In terms of risk and business impact, data breaches are the number one issue companies face and the majority involve some human element, says Breen Liblong of IT consultant Crosslake Technologies. “Humans are the weakest link.”


Phishing Online fraud that entails sending emails purporting to be from a legitimate company demanding the receiver supply sensitive information, such as bank account details.

Pharming Perpetrator directs internet users to a false website that replicates a legitimate one to illicit personal information.

Theft of personal ID or confidential information Can include passwords, credit card details, customer addresses, dates of birth and PIN numbers.

Social engineering Psychologically manipulating individuals into divulging information, for example posing as a business’s legitimate helpdesk to obtain confidential staff details.

Denial of service An attack that temporarily or permanently disrupts access to a computer or network, typically achieved by flooding the target with false requests that overload the system.

Malware An umbrella term to describe malicious software encompassing computer viruses, worms, adware, spyware and ransomware.

Ransomware – Software that threatens to publish the victim business’s data or block access to it, for example by encrypting it, unless a ransom is paid.

In response to the increasing number of malware attacks, organizations are directing more resources at cybersecurity, he says. They must to keep up. “It is a cat and mouse game. Any time there is an attack or suspicious activity, once it’s resolved you have to go back and analyze the system and look at the root cause and modify the plan. Providing the right messaging when a breach has been identified and publicized is critically important to minimizing the harm to your brand.”
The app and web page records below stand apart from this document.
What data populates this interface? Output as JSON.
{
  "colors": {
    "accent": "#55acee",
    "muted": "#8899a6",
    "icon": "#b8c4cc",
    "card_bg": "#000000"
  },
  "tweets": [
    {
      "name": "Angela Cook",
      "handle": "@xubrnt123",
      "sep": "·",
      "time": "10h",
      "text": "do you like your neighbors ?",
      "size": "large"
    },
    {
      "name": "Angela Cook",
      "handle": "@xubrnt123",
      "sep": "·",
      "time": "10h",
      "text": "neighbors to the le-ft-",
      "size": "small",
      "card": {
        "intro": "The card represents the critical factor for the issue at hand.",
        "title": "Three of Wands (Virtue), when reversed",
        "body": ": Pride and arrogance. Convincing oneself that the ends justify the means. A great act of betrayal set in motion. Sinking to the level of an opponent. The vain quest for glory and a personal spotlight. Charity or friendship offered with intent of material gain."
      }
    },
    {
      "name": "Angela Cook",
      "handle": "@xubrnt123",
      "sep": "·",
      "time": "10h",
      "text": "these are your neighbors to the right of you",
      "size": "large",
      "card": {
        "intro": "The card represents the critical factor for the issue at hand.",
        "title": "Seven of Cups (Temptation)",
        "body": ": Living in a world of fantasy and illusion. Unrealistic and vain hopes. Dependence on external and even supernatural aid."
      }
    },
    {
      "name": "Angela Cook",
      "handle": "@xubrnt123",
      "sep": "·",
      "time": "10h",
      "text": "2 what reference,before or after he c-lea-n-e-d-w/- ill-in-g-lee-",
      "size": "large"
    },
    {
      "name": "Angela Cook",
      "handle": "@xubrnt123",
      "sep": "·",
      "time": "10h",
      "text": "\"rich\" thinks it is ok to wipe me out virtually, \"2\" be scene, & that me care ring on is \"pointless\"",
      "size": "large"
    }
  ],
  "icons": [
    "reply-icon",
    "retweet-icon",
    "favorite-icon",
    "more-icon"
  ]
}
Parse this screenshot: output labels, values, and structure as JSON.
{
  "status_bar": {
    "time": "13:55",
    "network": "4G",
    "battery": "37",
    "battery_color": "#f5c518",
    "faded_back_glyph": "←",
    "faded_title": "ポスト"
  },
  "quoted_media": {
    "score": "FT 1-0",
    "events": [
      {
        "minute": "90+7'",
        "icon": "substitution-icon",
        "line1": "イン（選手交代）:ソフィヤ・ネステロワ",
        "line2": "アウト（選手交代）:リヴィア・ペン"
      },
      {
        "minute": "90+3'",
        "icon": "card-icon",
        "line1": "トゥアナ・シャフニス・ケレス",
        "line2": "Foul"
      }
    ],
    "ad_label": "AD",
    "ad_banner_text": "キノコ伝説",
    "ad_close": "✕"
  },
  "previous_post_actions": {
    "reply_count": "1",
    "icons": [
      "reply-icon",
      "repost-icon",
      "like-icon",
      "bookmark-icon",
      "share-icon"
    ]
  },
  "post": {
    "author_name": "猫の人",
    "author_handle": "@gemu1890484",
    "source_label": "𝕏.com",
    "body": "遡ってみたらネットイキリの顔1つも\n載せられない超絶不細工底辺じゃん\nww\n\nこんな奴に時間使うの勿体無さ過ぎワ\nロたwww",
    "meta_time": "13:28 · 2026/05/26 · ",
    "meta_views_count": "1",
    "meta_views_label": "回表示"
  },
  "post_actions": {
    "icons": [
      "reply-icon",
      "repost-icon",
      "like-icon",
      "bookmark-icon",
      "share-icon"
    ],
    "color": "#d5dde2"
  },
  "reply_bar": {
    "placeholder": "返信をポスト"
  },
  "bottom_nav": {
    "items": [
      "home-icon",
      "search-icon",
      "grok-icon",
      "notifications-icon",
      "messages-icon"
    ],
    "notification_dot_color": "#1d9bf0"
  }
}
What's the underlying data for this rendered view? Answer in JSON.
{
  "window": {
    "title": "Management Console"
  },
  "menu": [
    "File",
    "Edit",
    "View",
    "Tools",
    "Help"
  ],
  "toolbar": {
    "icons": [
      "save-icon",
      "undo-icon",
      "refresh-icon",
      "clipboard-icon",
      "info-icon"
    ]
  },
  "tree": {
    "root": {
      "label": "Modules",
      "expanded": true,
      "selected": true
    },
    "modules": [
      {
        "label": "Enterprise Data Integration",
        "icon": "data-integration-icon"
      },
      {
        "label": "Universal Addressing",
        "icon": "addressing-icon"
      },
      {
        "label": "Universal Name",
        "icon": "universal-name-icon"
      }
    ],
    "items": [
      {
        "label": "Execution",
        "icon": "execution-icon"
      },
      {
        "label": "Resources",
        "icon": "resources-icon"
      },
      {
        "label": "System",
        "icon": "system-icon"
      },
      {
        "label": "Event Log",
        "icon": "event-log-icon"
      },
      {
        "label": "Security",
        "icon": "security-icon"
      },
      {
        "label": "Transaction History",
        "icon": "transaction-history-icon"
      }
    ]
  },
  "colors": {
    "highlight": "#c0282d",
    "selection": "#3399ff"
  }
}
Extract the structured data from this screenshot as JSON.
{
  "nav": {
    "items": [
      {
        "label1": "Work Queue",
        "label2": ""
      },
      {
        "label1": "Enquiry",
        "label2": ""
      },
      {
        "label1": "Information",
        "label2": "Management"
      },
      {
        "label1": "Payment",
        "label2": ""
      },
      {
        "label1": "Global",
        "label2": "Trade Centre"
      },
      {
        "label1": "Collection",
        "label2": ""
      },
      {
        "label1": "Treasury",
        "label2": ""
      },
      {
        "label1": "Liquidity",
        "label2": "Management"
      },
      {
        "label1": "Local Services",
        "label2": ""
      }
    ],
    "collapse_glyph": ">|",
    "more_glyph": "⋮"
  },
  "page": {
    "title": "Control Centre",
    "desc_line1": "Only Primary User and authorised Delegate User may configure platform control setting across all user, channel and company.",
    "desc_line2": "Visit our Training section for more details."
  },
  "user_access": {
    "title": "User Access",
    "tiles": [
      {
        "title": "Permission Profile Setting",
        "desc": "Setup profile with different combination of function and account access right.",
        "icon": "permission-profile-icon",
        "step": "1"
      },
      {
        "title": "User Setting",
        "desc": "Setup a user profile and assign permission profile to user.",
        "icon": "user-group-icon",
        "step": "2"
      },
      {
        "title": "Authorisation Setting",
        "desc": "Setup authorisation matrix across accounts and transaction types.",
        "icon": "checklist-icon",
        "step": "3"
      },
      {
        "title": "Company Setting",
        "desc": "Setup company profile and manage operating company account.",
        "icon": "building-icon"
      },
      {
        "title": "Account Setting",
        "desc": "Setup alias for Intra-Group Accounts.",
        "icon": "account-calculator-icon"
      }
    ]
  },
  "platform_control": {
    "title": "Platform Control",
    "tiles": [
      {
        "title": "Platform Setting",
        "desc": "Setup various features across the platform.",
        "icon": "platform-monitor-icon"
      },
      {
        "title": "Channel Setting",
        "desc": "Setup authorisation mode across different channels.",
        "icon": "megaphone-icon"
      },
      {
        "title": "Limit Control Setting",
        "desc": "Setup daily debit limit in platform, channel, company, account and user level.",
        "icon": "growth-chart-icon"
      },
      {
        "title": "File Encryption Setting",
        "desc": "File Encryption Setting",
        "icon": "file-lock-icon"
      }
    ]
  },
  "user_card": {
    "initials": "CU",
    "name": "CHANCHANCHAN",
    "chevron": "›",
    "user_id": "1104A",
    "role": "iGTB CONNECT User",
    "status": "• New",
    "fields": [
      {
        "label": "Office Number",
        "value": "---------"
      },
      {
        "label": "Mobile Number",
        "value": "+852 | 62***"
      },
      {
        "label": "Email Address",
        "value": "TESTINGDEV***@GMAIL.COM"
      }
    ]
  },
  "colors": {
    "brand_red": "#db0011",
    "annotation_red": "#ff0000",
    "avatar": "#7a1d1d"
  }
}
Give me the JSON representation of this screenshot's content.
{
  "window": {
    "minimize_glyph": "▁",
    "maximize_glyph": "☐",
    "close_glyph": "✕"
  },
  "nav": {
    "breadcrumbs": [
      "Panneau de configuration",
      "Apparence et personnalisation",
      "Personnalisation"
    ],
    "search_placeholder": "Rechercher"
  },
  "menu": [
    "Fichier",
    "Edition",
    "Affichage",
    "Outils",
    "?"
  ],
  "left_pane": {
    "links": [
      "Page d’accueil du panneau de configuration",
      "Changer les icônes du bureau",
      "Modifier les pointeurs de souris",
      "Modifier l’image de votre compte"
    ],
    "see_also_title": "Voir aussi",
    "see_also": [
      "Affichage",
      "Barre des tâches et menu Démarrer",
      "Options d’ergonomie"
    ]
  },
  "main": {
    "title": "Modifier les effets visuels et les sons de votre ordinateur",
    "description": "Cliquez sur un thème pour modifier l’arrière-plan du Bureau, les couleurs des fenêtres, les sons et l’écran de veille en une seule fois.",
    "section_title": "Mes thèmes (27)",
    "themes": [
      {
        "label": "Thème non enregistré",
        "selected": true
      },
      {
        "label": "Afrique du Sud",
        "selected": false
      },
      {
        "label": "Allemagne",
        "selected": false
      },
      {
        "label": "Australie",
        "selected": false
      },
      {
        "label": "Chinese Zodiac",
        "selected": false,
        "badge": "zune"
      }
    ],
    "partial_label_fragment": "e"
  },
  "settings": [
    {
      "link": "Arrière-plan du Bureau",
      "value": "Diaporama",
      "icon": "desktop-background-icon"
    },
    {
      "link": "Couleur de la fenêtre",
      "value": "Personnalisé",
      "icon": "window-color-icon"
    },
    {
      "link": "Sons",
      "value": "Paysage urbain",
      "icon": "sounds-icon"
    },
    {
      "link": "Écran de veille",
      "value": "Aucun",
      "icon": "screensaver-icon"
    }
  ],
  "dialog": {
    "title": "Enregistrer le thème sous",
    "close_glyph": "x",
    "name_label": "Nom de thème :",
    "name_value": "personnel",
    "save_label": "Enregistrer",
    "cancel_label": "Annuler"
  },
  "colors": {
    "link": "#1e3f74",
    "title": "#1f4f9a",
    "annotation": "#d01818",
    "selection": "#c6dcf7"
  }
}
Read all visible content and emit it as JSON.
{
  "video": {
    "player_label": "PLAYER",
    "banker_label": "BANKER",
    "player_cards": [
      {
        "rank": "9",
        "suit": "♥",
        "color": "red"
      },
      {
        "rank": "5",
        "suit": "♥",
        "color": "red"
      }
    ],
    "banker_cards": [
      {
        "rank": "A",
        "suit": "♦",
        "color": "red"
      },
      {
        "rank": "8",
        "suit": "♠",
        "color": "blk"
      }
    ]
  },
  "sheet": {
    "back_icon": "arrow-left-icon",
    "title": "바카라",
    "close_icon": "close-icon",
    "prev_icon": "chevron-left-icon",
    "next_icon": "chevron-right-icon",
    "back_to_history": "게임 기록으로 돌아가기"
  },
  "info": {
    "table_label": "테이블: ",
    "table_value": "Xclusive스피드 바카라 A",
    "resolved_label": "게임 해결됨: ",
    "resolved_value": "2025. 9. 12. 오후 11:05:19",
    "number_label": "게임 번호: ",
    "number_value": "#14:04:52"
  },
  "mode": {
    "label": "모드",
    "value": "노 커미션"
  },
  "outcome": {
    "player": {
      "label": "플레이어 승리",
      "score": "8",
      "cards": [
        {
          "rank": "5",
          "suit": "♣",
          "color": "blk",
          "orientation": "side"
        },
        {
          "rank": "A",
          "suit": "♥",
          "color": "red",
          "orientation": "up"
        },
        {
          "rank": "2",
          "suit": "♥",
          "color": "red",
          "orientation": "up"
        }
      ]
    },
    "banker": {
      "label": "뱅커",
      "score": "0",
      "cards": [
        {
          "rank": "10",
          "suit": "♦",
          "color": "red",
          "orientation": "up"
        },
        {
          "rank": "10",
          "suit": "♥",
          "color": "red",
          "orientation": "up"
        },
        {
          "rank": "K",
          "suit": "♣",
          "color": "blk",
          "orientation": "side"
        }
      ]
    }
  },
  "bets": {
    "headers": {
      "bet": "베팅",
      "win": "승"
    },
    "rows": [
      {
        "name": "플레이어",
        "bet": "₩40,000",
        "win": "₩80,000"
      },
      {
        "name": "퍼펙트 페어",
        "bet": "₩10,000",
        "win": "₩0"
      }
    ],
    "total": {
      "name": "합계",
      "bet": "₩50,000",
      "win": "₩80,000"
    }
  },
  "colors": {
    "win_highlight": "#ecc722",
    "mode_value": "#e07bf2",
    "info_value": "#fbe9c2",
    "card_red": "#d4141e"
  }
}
Once in place, systems need to be tested to ensure they are secure. “Businesses may think they are secure but they may not be,” says Crosslake partner James Waletsky. “In nine out of 10 deals we look at, businesses haven’t done a penetration vulnerability test or it was some time ago.”


Maintaining effective cybersecurity is critical to retaining value. While the results of due diligence will not stop a deal, based on the cost of any remediation plan, it could impact on the asset’s price, says Waletsky.

In the case of a breach, the ramifications can be far reaching, including loss of customers, reputational damage and regulatory sanctions. US retailer Target is a headline-grabbing case in point. In May, the superstore agreed to pay $18.5 million in claims to 47 states and the District of Columbia in relation to a massive security breach in 2013, when hackers stole data from up to 40 million customer debit and credit cards. In its last annual report, the business said the breach had cost it $202 million. The latest payout is a sign state regulators are not taking cybersecurity failings lightly.

“Standards are evolving all the time,” says Liblong, noting payment card industry security benchmarks are regularly reviewed.

In Europe, the General Data Protection Regulation, designed to better safeguard personal data within the European Union, comes into force in May 2018. It is expected to reshape the landscape. GDPR will ratchet up fines for non-compliance to up to 4 percent of global turnover or €20 million, whichever is greater.

“GDPR is going to put a clear figure [on the cost of not being prepared],” says Touchstone CRM’s Jon Archer, who is responsible for the consultant’s private equity clients. “At the moment, organizations don’t appreciate the risk until it happens.”

Almost two thirds of managers say they are already subject to regulatory obligations related to cybersecurity, according to the pfm survey. A further 14 percent expect to be by the next fiscal year. It is in their interests. Ultimately, the cost of investing in a robust cybersecurity system that keeps up with the evolving threat and regulatory standards will be significantly less than the impact of a calamitous security event and a weighty fine.